"Fallen, disappointed, sad and defeated. Angry. All of the above." This is how Brad Van Liew felt upon reaching Punta del Este after the dismasting of his boat, Balance Bar. He arrived at 12:45 a.m. local time (0345 Greenwich Mean Time) on very choppy seas with a 15-knot southerly wind. That was then. A few hours later, after being cloaked with support from family, friends and the people he calls the Around Alone family, Van Liew recognized he "was not without recourse." From the depths of depression came the normally ebullient Van Liew: "It would be unfair for me not to try."

And so the young American, consumed by this race for many years, now says he's not giving up yet. By late today, the 31-year-old skipper says he must make a decision. When he dismasted on Sunday, Van Liew was sure, "I was out." Now, he says, he has choices. If he makes a quick decision, and can have his boat with a replacement mast back in the water in 12 to 13 days, "I could make the finish in time."

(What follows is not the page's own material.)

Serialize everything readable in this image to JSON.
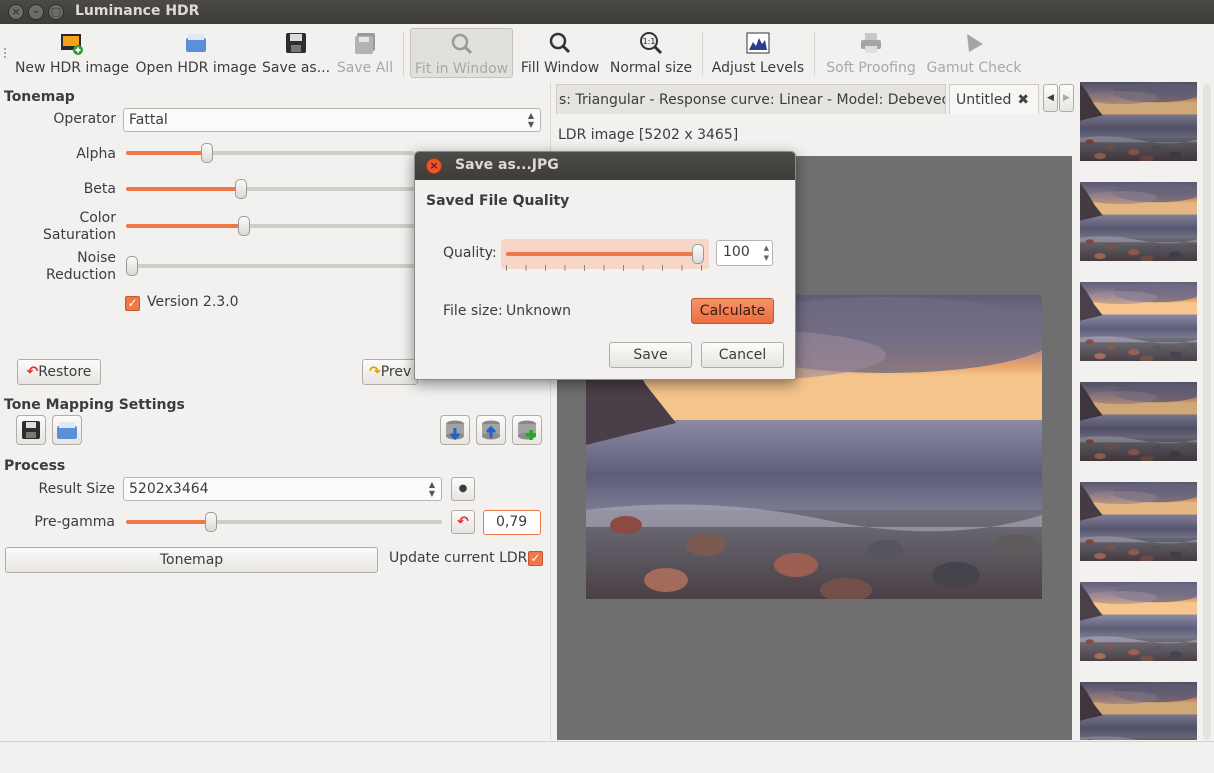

No longer would he be competing for second place, which he had hoped to snatch from his friend and competitor, the reluctant sailor, Mike Garside (Magellan Alpha). Now, however, he could be in the running for third place, competing against Russian adventurer, Viktor Yazykov (Wind of Change).

Van Liew and his shore crew will consider alternatives today. His shore crew includes his wife Meaghan; former Around Alone competitor Alan Nebauer, who sold Van Liew his boat and then became a member of his shore crew; and others including his mother Marcia. They're considering having a new aluminum mast built in Buenos Aires. If they took that route, no adjustments would be needed. The issue, however, is one of costs. The Van Liews are getting quotes from various sources. Elsewhere in South America, there are ready-built masts.

Then there's Balance Bar's original mast, which was on the boat when Van Liew bought it. That mast is in Newport, R.I., US, and could be air-freighted to Punta. It's the mast that Nebauer used to sail from Australia to Punta four years ago. "It's not ideal," said Van Liew's wife Meaghan, but with repairs it would work.

As Around Alone fans learn about Van Liew's plight, more offers of masts are coming in from the other campaigns. The help, Meaghan said, "has been completely stunning. The shore crews and race sponsors and race administration have been incredibly supportive." Replacing a mast is complicated enough; but there's also the jigsaw puzzle effect as well. Different masts require different sails, and different sails require different rigging.

"With all the resources and all the people I have trying hard to make it happen, it would be unfair for me not to try. We're going to give it our best shot..." -- Carol Pogash, Quokka Sports Staff

Standings (with distance to leader in parenthesis) Class I: 1. Soldini 2. Thiercelin (20.4) Class II: 1. Garside 2. Mouligne (10.0) 3. Yazykov (73.8)

For the full story:

Sooner or later, everyone stops smoking.